By Max LoSardo
There’s a difficulty in telling someone what you dreamed about. You may not remember all the details, you might feel weird sharing something so personal and out of your control. But in remembering dreams you have to fill in the gaps yourself to create a coherent story – one that may in fact provide insight to who you are and what you think.

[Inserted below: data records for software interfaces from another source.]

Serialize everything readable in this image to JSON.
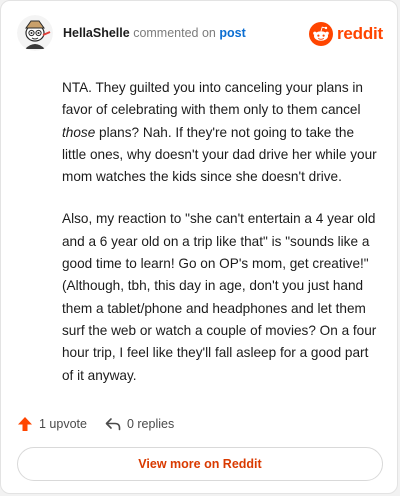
{
  "comment": {
    "username": "HellaShelle",
    "action": "commented on",
    "post_link": "post",
    "paragraph1_part1": "NTA. They guilted you into canceling your plans in favor of celebrating with them only to them cancel ",
    "paragraph1_emphasis": "those",
    "paragraph1_part2": " plans? Nah. If they're not going to take the little ones, why doesn't your dad drive her while your mom watches the kids since she doesn't drive.",
    "paragraph2": "Also, my reaction to \"she can't entertain a 4 year old and a 6 year old on a trip like that\" is \"sounds like a good time to learn! Go on OP's mom, get creative!\" (Although, tbh, this day in age, don't you just hand them a tablet/phone and headphones and let them surf the web or watch a couple of movies? On a four hour trip, I feel like they'll fall asleep for a good part of it anyway."
  },
  "brand": {
    "wordmark": "reddit",
    "logo_icon": "reddit-alien-icon"
  },
  "footer": {
    "upvotes": "1 upvote",
    "replies": "0 replies",
    "upvote_icon": "upvote-arrow-icon",
    "reply_icon": "reply-arrow-icon"
  },
  "cta": {
    "label": "View more on Reddit"
  },
  "colors": {
    "brand_orange": "#ff4500",
    "link_blue": "#0b6ed2",
    "cta_text": "#d93a00",
    "upvote": "#ff4500"
  }
}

Mark and Beth Dish Dreams successfully conveys these ideas and uncertainties. It presents seemingly unrelated sequences which, put together, lead to a singular feeling. Created and directed by Cara Geser ’20, the ensemble-devised Mark and Beth Dish Dreams introduces us to “two old friends reconnecting after a long time of distance.” In their catching up, we may lose sight of what is the “real world” and what is the dream world, but everything is given equal weight. Even Mark and Beth themselves are malleable, as Beth is played respectively by both Bridget Schwartz ’21 & Lucy Holden ’21 while Mark is played by both Carter P. Jones ’22 and Jonathan Moran ’22. Amelia Power ’20 inhabits multiple roles and serves as a quasi-narrator throughout.
It takes you a second to realize the piece has begun, almost as though you are dozing off and fading in and out of sleep. As the sound of static slowly fills the room with the ensemble, it feels like you’ve adjusted an old television set to the right channel.
Mark and Beth sit quietly over tea as they begin to discuss various dream episodes. The play knows when to pull the rug from underneath the audience, most notably after a comedic scene in which all four Mark and Beths are pregnant. After one Mark (Jonathan Moran) gives birth in a jarring and funny scene, a second Mark (Carter Jones) discusses losing his baby. He later goes to the cashier of a fantastical “baby store” and attempts to get his baby back, asking about return policies and detailing his loss. We are able to interpret Mark’s loss how we see fit, whether it is literal and absurd, or metaphorical in service of a mysterious base reality.
One section features what is seemingly described as a dream within a dream, as Beth discusses mingling at an Oscars party, only for Scarlett Johansson to whisper the phrase “magnum larpus” into her ear, a phrase that reappears at numerous points.
The piece concludes in a similar way to its beginning, as we return to the static from before, only to watch the ensemble break down the set. This comes after a dance number to “Girls Just Wanna Have Fun,” in which Stage Manager Taylor Goodwin ’20 joins the ensemble to color the scene (waving gels over lights that decorate the space) and lead a procession.
The importance (or lack thereof) of what is “reality” and “non-reality” comes not through any clear answer of what is a dream and what is not, but instead in how each scene plays out in its own in relationship to the rest of the play. The danger and beauty of dreams comes through their invitation for interpretation, something which Mark and Beth Dish Dreams achieves by theatrically blurring the lines of reality and fantasy.
Created and Directed by Cara Geser ’20
Stage Manager: Taylor Goodwin ’20
Dramaturgy/Dream Analysis: Sophie Brown ’20
Lighting Design: Mary Harriman ’20
Ensemble: Taylor Goodwin ‘Lucy Holden ’22, Carter Jones ’22, Jonathan Moran ’22, Amelia Power ’20, Bridget Schwartz ’21
Max LoSardo is a junior STLN staff writer.